[EXERCISE DIRECTIONS]
What you return should be the lines of the data containing "size", each in full.

[RECORDED DATA]
..............................

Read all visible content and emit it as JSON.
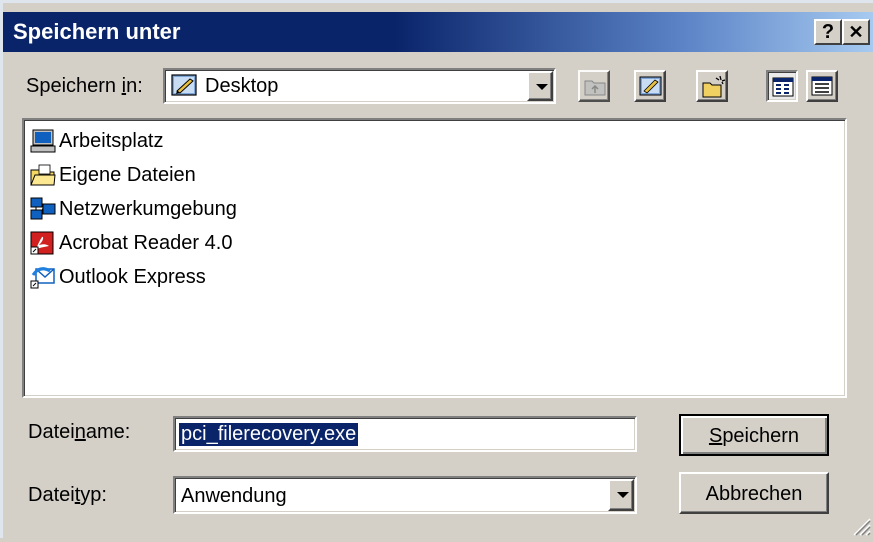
{
  "dialog": {
    "title": "Speichern unter",
    "help_button": "?",
    "close_button": "✕"
  },
  "save_in": {
    "label_pre": "Speichern ",
    "label_ul": "i",
    "label_post": "n:",
    "value": "Desktop",
    "icon": "desktop-icon"
  },
  "toolbar": {
    "icons": [
      "up-folder-icon",
      "desktop-icon",
      "new-folder-icon",
      "list-view-icon",
      "details-view-icon"
    ]
  },
  "files": [
    {
      "name": "Arbeitsplatz",
      "icon": "computer-icon"
    },
    {
      "name": "Eigene Dateien",
      "icon": "folder-icon"
    },
    {
      "name": "Netzwerkumgebung",
      "icon": "network-icon"
    },
    {
      "name": "Acrobat Reader 4.0",
      "icon": "acrobat-icon"
    },
    {
      "name": "Outlook Express",
      "icon": "outlook-icon"
    }
  ],
  "filename": {
    "label_pre": "Datei",
    "label_ul": "n",
    "label_post": "ame:",
    "value": "pci_filerecovery.exe"
  },
  "filetype": {
    "label_pre": "Datei",
    "label_ul": "t",
    "label_post": "yp:",
    "value": "Anwendung"
  },
  "buttons": {
    "save_ul": "S",
    "save_rest": "peichern",
    "cancel": "Abbrechen"
  },
  "colors": {
    "titlebar_start": "#0a246a",
    "titlebar_end": "#a6caf0",
    "face": "#d4d0c8",
    "selection": "#0a246a"
  }
}
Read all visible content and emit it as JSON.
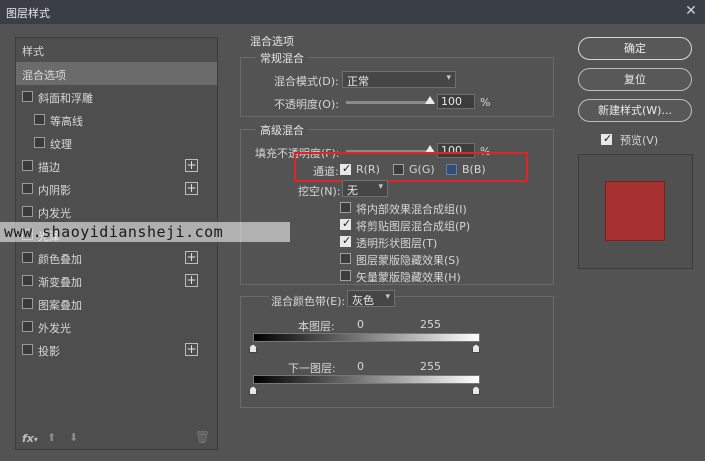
{
  "window": {
    "title": "图层样式",
    "close": "✕"
  },
  "left_panel": {
    "styles_header": "样式",
    "items": [
      {
        "label": "混合选项",
        "checkbox": false,
        "plus": false,
        "selected": true,
        "indent": false
      },
      {
        "label": "斜面和浮雕",
        "checkbox": true,
        "plus": false,
        "selected": false,
        "indent": false
      },
      {
        "label": "等高线",
        "checkbox": true,
        "plus": false,
        "selected": false,
        "indent": true
      },
      {
        "label": "纹理",
        "checkbox": true,
        "plus": false,
        "selected": false,
        "indent": true
      },
      {
        "label": "描边",
        "checkbox": true,
        "plus": true,
        "selected": false,
        "indent": false
      },
      {
        "label": "内阴影",
        "checkbox": true,
        "plus": true,
        "selected": false,
        "indent": false
      },
      {
        "label": "内发光",
        "checkbox": true,
        "plus": false,
        "selected": false,
        "indent": false
      },
      {
        "label": "光泽",
        "checkbox": true,
        "plus": false,
        "selected": false,
        "indent": false
      },
      {
        "label": "颜色叠加",
        "checkbox": true,
        "plus": true,
        "selected": false,
        "indent": false
      },
      {
        "label": "渐变叠加",
        "checkbox": true,
        "plus": true,
        "selected": false,
        "indent": false
      },
      {
        "label": "图案叠加",
        "checkbox": true,
        "plus": false,
        "selected": false,
        "indent": false
      },
      {
        "label": "外发光",
        "checkbox": true,
        "plus": false,
        "selected": false,
        "indent": false
      },
      {
        "label": "投影",
        "checkbox": true,
        "plus": true,
        "selected": false,
        "indent": false
      }
    ],
    "fx_label": "fx",
    "bottom_icons": [
      "fx-icon",
      "arrow-up-icon",
      "arrow-down-icon",
      "trash-icon"
    ]
  },
  "watermark": "www.shaoyidiansheji.com",
  "blend_options": {
    "title": "混合选项",
    "general": {
      "title": "常规混合",
      "mode_label": "混合模式(D):",
      "mode_value": "正常",
      "opacity_label": "不透明度(O):",
      "opacity_value": "100",
      "opacity_unit": "%"
    },
    "advanced": {
      "title": "高级混合",
      "fill_label": "填充不透明度(F):",
      "fill_value": "100",
      "fill_unit": "%",
      "channels_label": "通道:",
      "channels": [
        {
          "label": "R(R)",
          "checked": true
        },
        {
          "label": "G(G)",
          "checked": false
        },
        {
          "label": "B(B)",
          "checked": false
        }
      ],
      "knockout_label": "挖空(N):",
      "knockout_value": "无",
      "options": [
        {
          "label": "将内部效果混合成组(I)",
          "checked": false
        },
        {
          "label": "将剪贴图层混合成组(P)",
          "checked": true
        },
        {
          "label": "透明形状图层(T)",
          "checked": true
        },
        {
          "label": "图层蒙版隐藏效果(S)",
          "checked": false
        },
        {
          "label": "矢量蒙版隐藏效果(H)",
          "checked": false
        }
      ]
    },
    "blend_if": {
      "label": "混合颜色带(E):",
      "value": "灰色",
      "this_layer_label": "本图层:",
      "this_layer_min": "0",
      "this_layer_max": "255",
      "under_layer_label": "下一图层:",
      "under_layer_min": "0",
      "under_layer_max": "255"
    }
  },
  "buttons": {
    "ok": "确定",
    "reset": "复位",
    "new_style": "新建样式(W)...",
    "preview_label": "预览(V)",
    "preview_checked": true
  },
  "colors": {
    "preview_swatch": "#a73030",
    "highlight_box": "#e02424"
  }
}
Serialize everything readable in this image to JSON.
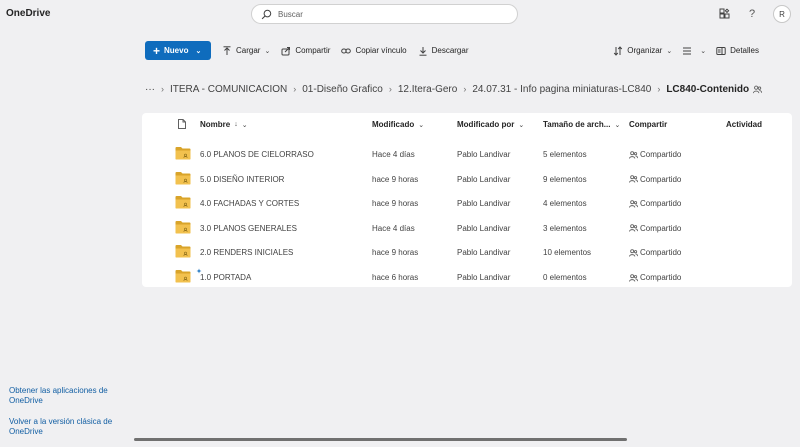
{
  "app": {
    "title": "OneDrive"
  },
  "search": {
    "placeholder": "Buscar"
  },
  "topbar": {
    "avatar_initial": "R",
    "help_label": "?"
  },
  "toolbar": {
    "new_label": "Nuevo",
    "upload_label": "Cargar",
    "share_label": "Compartir",
    "copy_link_label": "Copiar vínculo",
    "download_label": "Descargar",
    "organize_label": "Organizar",
    "details_label": "Detalles"
  },
  "breadcrumb": {
    "overflow": "···",
    "items": [
      "ITERA - COMUNICACION",
      "01-Diseño Grafico",
      "12.Itera-Gero",
      "24.07.31 - Info pagina miniaturas-LC840"
    ],
    "current": "LC840-Contenido"
  },
  "table": {
    "headers": {
      "name": "Nombre",
      "sort_arrow": "↓",
      "modified": "Modificado",
      "modified_by": "Modificado por",
      "size": "Tamaño de arch...",
      "sharing": "Compartir",
      "activity": "Actividad"
    },
    "rows": [
      {
        "name": "6.0 PLANOS DE CIELORRASO",
        "modified": "Hace 4 días",
        "modified_by": "Pablo Landivar",
        "size": "5 elementos",
        "sharing": "Compartido",
        "is_new": false
      },
      {
        "name": "5.0 DISEÑO INTERIOR",
        "modified": "hace 9 horas",
        "modified_by": "Pablo Landivar",
        "size": "9 elementos",
        "sharing": "Compartido",
        "is_new": false
      },
      {
        "name": "4.0 FACHADAS Y CORTES",
        "modified": "hace 9 horas",
        "modified_by": "Pablo Landivar",
        "size": "4 elementos",
        "sharing": "Compartido",
        "is_new": false
      },
      {
        "name": "3.0 PLANOS GENERALES",
        "modified": "Hace 4 días",
        "modified_by": "Pablo Landivar",
        "size": "3 elementos",
        "sharing": "Compartido",
        "is_new": false
      },
      {
        "name": "2.0 RENDERS INICIALES",
        "modified": "hace 9 horas",
        "modified_by": "Pablo Landivar",
        "size": "10 elementos",
        "sharing": "Compartido",
        "is_new": false
      },
      {
        "name": "1.0 PORTADA",
        "modified": "hace 6 horas",
        "modified_by": "Pablo Landivar",
        "size": "0 elementos",
        "sharing": "Compartido",
        "is_new": true
      }
    ]
  },
  "footer": {
    "get_apps": "Obtener las aplicaciones de OneDrive",
    "classic": "Volver a la versión clásica de OneDrive"
  },
  "colors": {
    "accent": "#0f6cbd",
    "folder": "#f2c14e",
    "folder_dark": "#d9a42a",
    "background": "#f0f0f2"
  }
}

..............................

[EXERCISE ANSWER]
      "size": "Tamaño de arch...",
        "size": "5 elementos",
        "size": "9 elementos",
        "size": "4 elementos",
        "size": "3 elementos",
        "size": "10 elementos",
        "size": "0 elementos",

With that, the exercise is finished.